**Exercise materials**:
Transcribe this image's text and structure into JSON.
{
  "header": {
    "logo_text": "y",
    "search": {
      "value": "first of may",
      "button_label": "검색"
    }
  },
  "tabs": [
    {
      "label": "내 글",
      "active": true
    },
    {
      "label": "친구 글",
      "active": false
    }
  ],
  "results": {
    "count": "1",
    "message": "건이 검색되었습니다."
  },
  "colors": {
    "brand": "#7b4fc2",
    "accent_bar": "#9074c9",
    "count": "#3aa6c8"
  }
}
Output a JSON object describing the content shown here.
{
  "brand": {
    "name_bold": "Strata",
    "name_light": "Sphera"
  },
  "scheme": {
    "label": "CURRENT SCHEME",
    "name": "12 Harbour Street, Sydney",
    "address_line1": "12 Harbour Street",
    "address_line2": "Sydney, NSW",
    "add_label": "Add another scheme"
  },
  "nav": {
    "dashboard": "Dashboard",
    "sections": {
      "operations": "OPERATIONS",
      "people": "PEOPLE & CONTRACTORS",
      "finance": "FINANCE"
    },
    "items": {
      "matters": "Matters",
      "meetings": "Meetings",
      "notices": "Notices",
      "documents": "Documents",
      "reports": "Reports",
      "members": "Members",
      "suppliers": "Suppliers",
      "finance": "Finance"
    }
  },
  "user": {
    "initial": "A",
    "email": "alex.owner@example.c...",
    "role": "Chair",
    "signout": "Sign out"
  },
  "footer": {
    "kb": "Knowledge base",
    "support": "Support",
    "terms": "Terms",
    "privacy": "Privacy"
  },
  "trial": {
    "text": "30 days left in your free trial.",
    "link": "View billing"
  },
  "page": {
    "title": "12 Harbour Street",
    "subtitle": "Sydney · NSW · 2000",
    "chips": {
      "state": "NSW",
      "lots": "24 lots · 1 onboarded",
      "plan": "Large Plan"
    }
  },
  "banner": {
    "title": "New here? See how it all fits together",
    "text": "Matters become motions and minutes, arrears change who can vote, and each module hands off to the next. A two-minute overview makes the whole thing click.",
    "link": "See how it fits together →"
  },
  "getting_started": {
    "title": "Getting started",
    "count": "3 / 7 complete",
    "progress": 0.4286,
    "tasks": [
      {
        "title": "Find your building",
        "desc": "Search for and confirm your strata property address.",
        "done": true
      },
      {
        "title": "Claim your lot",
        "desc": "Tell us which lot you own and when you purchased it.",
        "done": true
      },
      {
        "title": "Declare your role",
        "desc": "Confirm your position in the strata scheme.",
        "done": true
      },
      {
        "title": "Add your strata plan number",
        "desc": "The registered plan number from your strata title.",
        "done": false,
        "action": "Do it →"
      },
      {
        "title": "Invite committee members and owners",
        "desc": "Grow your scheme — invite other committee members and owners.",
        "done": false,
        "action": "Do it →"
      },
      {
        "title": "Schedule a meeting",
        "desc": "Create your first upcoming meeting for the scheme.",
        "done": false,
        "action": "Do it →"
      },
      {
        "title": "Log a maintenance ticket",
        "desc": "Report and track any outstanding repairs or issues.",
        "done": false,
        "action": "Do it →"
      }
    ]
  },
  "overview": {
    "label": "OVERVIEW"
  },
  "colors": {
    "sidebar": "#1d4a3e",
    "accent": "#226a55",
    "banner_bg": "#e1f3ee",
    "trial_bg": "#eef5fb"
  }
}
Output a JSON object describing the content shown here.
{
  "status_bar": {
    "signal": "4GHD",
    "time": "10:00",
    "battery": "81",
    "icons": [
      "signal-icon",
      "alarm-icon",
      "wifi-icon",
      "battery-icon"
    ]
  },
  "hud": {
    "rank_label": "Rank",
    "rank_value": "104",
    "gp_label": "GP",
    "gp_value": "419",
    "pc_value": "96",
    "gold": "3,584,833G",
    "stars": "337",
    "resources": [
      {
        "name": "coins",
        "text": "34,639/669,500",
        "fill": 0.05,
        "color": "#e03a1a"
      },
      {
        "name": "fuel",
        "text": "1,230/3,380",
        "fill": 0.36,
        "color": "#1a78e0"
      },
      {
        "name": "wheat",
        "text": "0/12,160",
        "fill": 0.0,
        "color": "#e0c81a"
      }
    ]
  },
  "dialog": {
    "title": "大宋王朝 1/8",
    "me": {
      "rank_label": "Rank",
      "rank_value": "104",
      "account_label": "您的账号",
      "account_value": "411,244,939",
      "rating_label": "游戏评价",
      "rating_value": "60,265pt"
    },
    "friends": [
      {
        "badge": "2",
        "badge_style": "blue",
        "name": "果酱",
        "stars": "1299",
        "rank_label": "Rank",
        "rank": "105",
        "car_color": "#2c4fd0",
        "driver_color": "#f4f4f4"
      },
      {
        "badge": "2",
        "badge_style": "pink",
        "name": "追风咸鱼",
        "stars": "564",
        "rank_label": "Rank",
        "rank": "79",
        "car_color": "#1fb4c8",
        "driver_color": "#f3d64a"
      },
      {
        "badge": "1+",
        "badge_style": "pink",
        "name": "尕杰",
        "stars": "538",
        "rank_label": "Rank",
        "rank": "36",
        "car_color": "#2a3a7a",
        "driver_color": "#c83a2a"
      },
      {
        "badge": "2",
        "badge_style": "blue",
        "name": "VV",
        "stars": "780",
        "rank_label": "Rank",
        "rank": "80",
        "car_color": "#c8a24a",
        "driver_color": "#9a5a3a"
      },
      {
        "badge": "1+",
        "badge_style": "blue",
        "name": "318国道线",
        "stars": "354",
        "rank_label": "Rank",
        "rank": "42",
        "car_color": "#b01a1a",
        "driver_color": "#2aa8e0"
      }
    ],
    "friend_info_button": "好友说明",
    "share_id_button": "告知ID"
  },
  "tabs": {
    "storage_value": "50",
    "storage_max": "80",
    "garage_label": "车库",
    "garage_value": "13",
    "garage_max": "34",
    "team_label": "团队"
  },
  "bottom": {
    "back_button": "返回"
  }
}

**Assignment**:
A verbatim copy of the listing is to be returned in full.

**Written answer**:
Transcribe this image's text and structure into JSON.
{
  "header": {
    "logo_text": "y",
    "search": {
      "value": "first of may",
      "button_label": "검색"
    }
  },
  "tabs": [
    {
      "label": "내 글",
      "active": true
    },
    {
      "label": "친구 글",
      "active": false
    }
  ],
  "results": {
    "count": "1",
    "message": "건이 검색되었습니다."
  },
  "colors": {
    "brand": "#7b4fc2",
    "accent_bar": "#9074c9",
    "count": "#3aa6c8"
  }
}
Output a JSON object describing the content shown here.
{
  "brand": {
    "name_bold": "Strata",
    "name_light": "Sphera"
  },
  "scheme": {
    "label": "CURRENT SCHEME",
    "name": "12 Harbour Street, Sydney",
    "address_line1": "12 Harbour Street",
    "address_line2": "Sydney, NSW",
    "add_label": "Add another scheme"
  },
  "nav": {
    "dashboard": "Dashboard",
    "sections": {
      "operations": "OPERATIONS",
      "people": "PEOPLE & CONTRACTORS",
      "finance": "FINANCE"
    },
    "items": {
      "matters": "Matters",
      "meetings": "Meetings",
      "notices": "Notices",
      "documents": "Documents",
      "reports": "Reports",
      "members": "Members",
      "suppliers": "Suppliers",
      "finance": "Finance"
    }
  },
  "user": {
    "initial": "A",
    "email": "alex.owner@example.c...",
    "role": "Chair",
    "signout": "Sign out"
  },
  "footer": {
    "kb": "Knowledge base",
    "support": "Support",
    "terms": "Terms",
    "privacy": "Privacy"
  },
  "trial": {
    "text": "30 days left in your free trial.",
    "link": "View billing"
  },
  "page": {
    "title": "12 Harbour Street",
    "subtitle": "Sydney · NSW · 2000",
    "chips": {
      "state": "NSW",
      "lots": "24 lots · 1 onboarded",
      "plan": "Large Plan"
    }
  },
  "banner": {
    "title": "New here? See how it all fits together",
    "text": "Matters become motions and minutes, arrears change who can vote, and each module hands off to the next. A two-minute overview makes the whole thing click.",
    "link": "See how it fits together →"
  },
  "getting_started": {
    "title": "Getting started",
    "count": "3 / 7 complete",
    "progress": 0.4286,
    "tasks": [
      {
        "title": "Find your building",
        "desc": "Search for and confirm your strata property address.",
        "done": true
      },
      {
        "title": "Claim your lot",
        "desc": "Tell us which lot you own and when you purchased it.",
        "done": true
      },
      {
        "title": "Declare your role",
        "desc": "Confirm your position in the strata scheme.",
        "done": true
      },
      {
        "title": "Add your strata plan number",
        "desc": "The registered plan number from your strata title.",
        "done": false,
        "action": "Do it →"
      },
      {
        "title": "Invite committee members and owners",
        "desc": "Grow your scheme — invite other committee members and owners.",
        "done": false,
        "action": "Do it →"
      },
      {
        "title": "Schedule a meeting",
        "desc": "Create your first upcoming meeting for the scheme.",
        "done": false,
        "action": "Do it →"
      },
      {
        "title": "Log a maintenance ticket",
        "desc": "Report and track any outstanding repairs or issues.",
        "done": false,
        "action": "Do it →"
      }
    ]
  },
  "overview": {
    "label": "OVERVIEW"
  },
  "colors": {
    "sidebar": "#1d4a3e",
    "accent": "#226a55",
    "banner_bg": "#e1f3ee",
    "trial_bg": "#eef5fb"
  }
}
Output a JSON object describing the content shown here.
{
  "status_bar": {
    "signal": "4GHD",
    "time": "10:00",
    "battery": "81",
    "icons": [
      "signal-icon",
      "alarm-icon",
      "wifi-icon",
      "battery-icon"
    ]
  },
  "hud": {
    "rank_label": "Rank",
    "rank_value": "104",
    "gp_label": "GP",
    "gp_value": "419",
    "pc_value": "96",
    "gold": "3,584,833G",
    "stars": "337",
    "resources": [
      {
        "name": "coins",
        "text": "34,639/669,500",
        "fill": 0.05,
        "color": "#e03a1a"
      },
      {
        "name": "fuel",
        "text": "1,230/3,380",
        "fill": 0.36,
        "color": "#1a78e0"
      },
      {
        "name": "wheat",
        "text": "0/12,160",
        "fill": 0.0,
        "color": "#e0c81a"
      }
    ]
  },
  "dialog": {
    "title": "大宋王朝 1/8",
    "me": {
      "rank_label": "Rank",
      "rank_value": "104",
      "account_label": "您的账号",
      "account_value": "411,244,939",
      "rating_label": "游戏评价",
      "rating_value": "60,265pt"
    },
    "friends": [
      {
        "badge": "2",
        "badge_style": "blue",
        "name": "果酱",
        "stars": "1299",
        "rank_label": "Rank",
        "rank": "105",
        "car_color": "#2c4fd0",
        "driver_color": "#f4f4f4"
      },
      {
        "badge": "2",
        "badge_style": "pink",
        "name": "追风咸鱼",
        "stars": "564",
        "rank_label": "Rank",
        "rank": "79",
        "car_color": "#1fb4c8",
        "driver_color": "#f3d64a"
      },
      {
        "badge": "1+",
        "badge_style": "pink",
        "name": "尕杰",
        "stars": "538",
        "rank_label": "Rank",
        "rank": "36",
        "car_color": "#2a3a7a",
        "driver_color": "#c83a2a"
      },
      {
        "badge": "2",
        "badge_style": "blue",
        "name": "VV",
        "stars": "780",
        "rank_label": "Rank",
        "rank": "80",
        "car_color": "#c8a24a",
        "driver_color": "#9a5a3a"
      },
      {
        "badge": "1+",
        "badge_style": "blue",
        "name": "318国道线",
        "stars": "354",
        "rank_label": "Rank",
        "rank": "42",
        "car_color": "#b01a1a",
        "driver_color": "#2aa8e0"
      }
    ],
    "friend_info_button": "好友说明",
    "share_id_button": "告知ID"
  },
  "tabs": {
    "storage_value": "50",
    "storage_max": "80",
    "garage_label": "车库",
    "garage_value": "13",
    "garage_max": "34",
    "team_label": "团队"
  },
  "bottom": {
    "back_button": "返回"
  }
}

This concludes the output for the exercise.